‘The Scottish Beacon’ is a collection of, and I quote……. ‘Articles from independently published public interest journalism platforms from across Scotland’, and is produced by Greater Govanhill CIC  free community magazine in Glasgow, who can be contacted via hello@greatergovanhill.com

It’s good to see so many independent publishers coming together, and I came across the ‘Beacon’ because our own Orkney News Editor, Fiona (G) has had an item published there about ‘Orkney at a Crossroads of Change’ – where Fiona tells it like it is – as usual! 

It’s a well put together publication with a great variety of subject matter, well written and illustrated – I particularly like Alistair Quietsch’s illustration of the earth in our hands, which is on the inside of the front cover.

I was interested to see a piece about the potential for damage to the land during the construction of a wind turbine, especially on peatlands, which reminded me of when I was told by someone, repeatedly, how “entirely wrong” I was about that subject!  She maintained that turbines are entirely beneficial, and do no harm in any way.  We didn’t agree to differ – I gave up trying to discuss it with her.  That doesn’t happen often, but sometimes it’s the only thing to do.

There’s a piece by Rahela Cirpaci, a Roma lady, about how the traditional way of life in her grandmother’s village in Western Romania was, and is, very environmentally sound.  A lot of echoes of my family’s way of life in Ireland until recent times – they were not at all what would be called environmentally aware, they just  knew what worked when working with nature  and the land. https://theorkneynews.scot/2018/06/25/talking-thatch/

I appreciate the use of an African proverb – “It is only once you have carried your own water that you know the value of it” – to illustrate how many of the nations and peoples least responsible for climate change will be those most affected by it.

And again, memories of when we visited my Aunt and Uncle at my Mother’s family farm when I was a child, and I’d be sent along the road to the spring well with a bucket for drinking water.

We’re one world and used to have, mostly, one way of living.

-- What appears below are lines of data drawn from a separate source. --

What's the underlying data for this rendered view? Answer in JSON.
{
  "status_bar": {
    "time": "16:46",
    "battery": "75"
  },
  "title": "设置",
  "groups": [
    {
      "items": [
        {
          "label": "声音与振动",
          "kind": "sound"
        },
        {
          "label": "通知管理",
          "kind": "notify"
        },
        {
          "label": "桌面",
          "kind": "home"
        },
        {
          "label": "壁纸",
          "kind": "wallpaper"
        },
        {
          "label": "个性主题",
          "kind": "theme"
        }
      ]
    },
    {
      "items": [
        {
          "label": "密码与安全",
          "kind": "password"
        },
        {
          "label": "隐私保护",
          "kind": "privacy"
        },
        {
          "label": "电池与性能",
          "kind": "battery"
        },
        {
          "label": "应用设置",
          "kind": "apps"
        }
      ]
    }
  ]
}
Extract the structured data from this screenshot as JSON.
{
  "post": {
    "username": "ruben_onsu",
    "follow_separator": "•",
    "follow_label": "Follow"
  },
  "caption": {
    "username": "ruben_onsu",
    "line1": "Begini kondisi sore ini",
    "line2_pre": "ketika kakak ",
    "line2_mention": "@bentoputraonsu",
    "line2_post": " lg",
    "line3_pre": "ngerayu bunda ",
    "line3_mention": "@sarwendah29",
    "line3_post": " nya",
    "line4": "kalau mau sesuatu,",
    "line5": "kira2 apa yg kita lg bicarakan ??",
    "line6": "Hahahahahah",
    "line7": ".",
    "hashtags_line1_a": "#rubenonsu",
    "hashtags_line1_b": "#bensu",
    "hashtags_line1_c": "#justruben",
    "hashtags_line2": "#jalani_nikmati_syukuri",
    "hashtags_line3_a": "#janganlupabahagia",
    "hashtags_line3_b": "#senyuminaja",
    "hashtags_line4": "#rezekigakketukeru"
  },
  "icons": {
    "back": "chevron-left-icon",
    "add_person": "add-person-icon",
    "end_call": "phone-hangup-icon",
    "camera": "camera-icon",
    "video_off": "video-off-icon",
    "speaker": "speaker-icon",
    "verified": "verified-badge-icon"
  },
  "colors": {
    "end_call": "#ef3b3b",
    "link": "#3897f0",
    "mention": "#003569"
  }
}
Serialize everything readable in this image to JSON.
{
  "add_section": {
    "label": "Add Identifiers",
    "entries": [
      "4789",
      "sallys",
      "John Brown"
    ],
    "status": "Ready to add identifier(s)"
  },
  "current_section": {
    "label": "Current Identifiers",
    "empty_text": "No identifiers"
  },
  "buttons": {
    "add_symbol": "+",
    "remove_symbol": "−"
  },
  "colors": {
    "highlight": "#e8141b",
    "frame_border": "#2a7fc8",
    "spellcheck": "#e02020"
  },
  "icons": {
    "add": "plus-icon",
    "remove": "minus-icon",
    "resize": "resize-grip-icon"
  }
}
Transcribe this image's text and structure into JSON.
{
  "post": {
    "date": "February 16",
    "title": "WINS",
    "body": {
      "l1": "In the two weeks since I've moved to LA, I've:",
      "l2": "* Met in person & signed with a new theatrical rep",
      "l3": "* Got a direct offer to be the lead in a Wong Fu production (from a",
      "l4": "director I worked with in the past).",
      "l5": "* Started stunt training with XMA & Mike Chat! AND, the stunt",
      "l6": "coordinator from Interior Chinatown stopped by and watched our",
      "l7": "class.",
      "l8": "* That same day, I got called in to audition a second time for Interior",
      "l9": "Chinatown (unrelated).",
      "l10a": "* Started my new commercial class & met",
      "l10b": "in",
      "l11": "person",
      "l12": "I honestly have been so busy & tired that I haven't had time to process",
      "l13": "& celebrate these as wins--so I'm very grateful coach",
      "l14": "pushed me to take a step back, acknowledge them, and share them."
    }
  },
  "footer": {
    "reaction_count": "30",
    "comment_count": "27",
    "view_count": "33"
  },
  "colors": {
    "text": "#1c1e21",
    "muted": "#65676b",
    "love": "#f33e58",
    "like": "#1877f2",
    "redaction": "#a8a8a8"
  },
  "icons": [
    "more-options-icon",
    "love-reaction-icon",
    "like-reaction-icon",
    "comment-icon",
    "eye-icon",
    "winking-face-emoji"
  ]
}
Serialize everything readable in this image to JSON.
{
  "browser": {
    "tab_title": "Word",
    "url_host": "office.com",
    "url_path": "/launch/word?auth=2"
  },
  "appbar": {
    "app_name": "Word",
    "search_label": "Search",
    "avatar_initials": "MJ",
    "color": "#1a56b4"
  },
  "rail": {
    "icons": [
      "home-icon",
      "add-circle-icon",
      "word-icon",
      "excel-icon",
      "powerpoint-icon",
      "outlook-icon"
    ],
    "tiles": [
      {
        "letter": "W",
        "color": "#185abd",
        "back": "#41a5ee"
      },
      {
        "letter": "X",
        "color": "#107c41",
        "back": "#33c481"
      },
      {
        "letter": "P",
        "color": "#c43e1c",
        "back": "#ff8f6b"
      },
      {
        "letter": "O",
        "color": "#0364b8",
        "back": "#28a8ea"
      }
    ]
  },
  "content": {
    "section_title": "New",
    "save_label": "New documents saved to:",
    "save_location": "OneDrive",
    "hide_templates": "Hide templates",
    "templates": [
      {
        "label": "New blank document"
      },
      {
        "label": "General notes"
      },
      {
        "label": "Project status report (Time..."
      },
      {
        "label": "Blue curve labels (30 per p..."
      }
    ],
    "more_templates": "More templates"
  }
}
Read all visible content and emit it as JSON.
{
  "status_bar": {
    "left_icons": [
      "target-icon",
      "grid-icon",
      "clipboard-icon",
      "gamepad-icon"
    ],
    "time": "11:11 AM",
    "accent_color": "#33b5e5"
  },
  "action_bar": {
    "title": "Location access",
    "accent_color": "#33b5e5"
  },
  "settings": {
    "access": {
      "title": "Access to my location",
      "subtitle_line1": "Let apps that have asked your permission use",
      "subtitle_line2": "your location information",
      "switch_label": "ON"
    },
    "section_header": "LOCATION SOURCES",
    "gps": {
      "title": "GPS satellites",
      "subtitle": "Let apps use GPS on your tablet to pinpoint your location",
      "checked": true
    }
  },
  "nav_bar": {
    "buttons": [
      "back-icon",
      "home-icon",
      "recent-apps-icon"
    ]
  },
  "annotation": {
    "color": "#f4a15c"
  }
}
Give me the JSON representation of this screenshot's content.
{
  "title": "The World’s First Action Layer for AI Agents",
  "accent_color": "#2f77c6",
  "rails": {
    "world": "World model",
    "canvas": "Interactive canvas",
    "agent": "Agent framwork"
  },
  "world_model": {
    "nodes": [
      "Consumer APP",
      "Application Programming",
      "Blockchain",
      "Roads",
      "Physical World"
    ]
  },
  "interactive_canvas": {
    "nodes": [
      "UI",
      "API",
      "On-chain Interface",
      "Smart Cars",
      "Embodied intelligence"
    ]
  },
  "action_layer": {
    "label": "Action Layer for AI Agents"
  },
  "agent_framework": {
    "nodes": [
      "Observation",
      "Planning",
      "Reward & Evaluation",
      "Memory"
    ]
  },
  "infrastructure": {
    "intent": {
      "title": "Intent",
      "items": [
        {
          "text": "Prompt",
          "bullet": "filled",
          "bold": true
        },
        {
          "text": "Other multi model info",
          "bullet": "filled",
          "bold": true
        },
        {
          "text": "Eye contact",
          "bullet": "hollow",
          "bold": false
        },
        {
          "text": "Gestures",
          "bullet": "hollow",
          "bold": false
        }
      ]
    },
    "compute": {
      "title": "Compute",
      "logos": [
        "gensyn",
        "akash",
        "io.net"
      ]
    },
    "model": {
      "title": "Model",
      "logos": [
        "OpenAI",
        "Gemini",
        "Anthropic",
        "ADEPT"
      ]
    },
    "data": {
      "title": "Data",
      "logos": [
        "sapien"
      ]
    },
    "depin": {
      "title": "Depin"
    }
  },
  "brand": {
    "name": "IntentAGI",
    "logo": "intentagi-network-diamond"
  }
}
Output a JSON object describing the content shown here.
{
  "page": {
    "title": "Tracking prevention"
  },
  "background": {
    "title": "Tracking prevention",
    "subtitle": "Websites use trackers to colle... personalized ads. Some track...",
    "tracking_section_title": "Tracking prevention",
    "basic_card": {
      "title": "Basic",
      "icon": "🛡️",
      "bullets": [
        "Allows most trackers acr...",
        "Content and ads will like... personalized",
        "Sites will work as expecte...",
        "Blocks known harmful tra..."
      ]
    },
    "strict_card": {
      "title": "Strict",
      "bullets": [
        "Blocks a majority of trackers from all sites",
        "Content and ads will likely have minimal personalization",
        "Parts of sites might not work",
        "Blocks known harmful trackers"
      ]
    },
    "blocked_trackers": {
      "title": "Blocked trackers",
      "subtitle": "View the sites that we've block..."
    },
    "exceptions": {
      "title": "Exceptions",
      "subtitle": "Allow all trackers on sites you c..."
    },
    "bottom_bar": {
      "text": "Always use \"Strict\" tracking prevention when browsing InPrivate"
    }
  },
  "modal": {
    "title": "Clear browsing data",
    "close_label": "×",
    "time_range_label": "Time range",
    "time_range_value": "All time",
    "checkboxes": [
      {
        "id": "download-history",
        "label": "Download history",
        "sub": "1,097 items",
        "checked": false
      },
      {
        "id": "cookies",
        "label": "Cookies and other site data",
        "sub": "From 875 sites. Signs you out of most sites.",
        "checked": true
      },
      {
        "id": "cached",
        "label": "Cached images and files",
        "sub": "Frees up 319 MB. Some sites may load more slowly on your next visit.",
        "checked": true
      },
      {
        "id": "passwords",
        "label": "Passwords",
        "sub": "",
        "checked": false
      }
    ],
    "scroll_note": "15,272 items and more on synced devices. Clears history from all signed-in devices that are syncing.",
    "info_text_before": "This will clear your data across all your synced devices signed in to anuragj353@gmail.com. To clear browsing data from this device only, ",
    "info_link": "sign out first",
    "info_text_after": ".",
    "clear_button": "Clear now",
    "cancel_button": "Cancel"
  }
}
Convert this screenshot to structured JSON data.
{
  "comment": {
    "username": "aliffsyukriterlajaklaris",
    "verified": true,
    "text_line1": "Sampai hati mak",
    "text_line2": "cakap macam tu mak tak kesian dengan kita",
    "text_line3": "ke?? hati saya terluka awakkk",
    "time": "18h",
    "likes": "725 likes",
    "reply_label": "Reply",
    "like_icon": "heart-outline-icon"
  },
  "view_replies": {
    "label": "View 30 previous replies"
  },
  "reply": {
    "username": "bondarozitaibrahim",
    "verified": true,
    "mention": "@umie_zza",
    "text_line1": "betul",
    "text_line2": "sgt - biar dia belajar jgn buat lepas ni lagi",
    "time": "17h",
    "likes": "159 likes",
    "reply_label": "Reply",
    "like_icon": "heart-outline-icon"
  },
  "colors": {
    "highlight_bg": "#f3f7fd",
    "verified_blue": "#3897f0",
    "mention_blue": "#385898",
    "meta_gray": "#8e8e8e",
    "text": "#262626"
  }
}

Bringing us a bit more up to date, in the item entitled ‘Top Tips On Reducing Your Plastic Use’ we are warned about the dangers of glitter to the environment. I suppose folk have always liked to adorn themselves with ‘glitter’ of one kind or another, but previously ‘glitter’ wasn’t made of plastic. I wasn’t aware that glitter is made from tiny plastic particles which can be lethal to life in the oceans.  To be honest – I never gave it a thought, as the use of glitter doesn’t play a large part in my life!  But it is used by a lot of people – and that’s the problem – we don’t stop and think about whether every little thing we use is made from plastic, and these days we have to…need to…MUST.

Apparently there are bio-degradable glitters available, as there are environmentally friendly alternatives to many things – if we think before we buy.

All in all there’s a lot there, in a slim volume.  Very much ‘Think globally.  Act locally.”

Fiona has distributed ‘The Scottish Beacon’ to Stromness Northlink, Orkney Library and Archive, the Isles ferry waiting rooms at Houton and Kirkwall, Lidl, the Tourist Office, and Orkney College.  Why not have a look for yourself?

 If ever we needed a beacon, we need one now.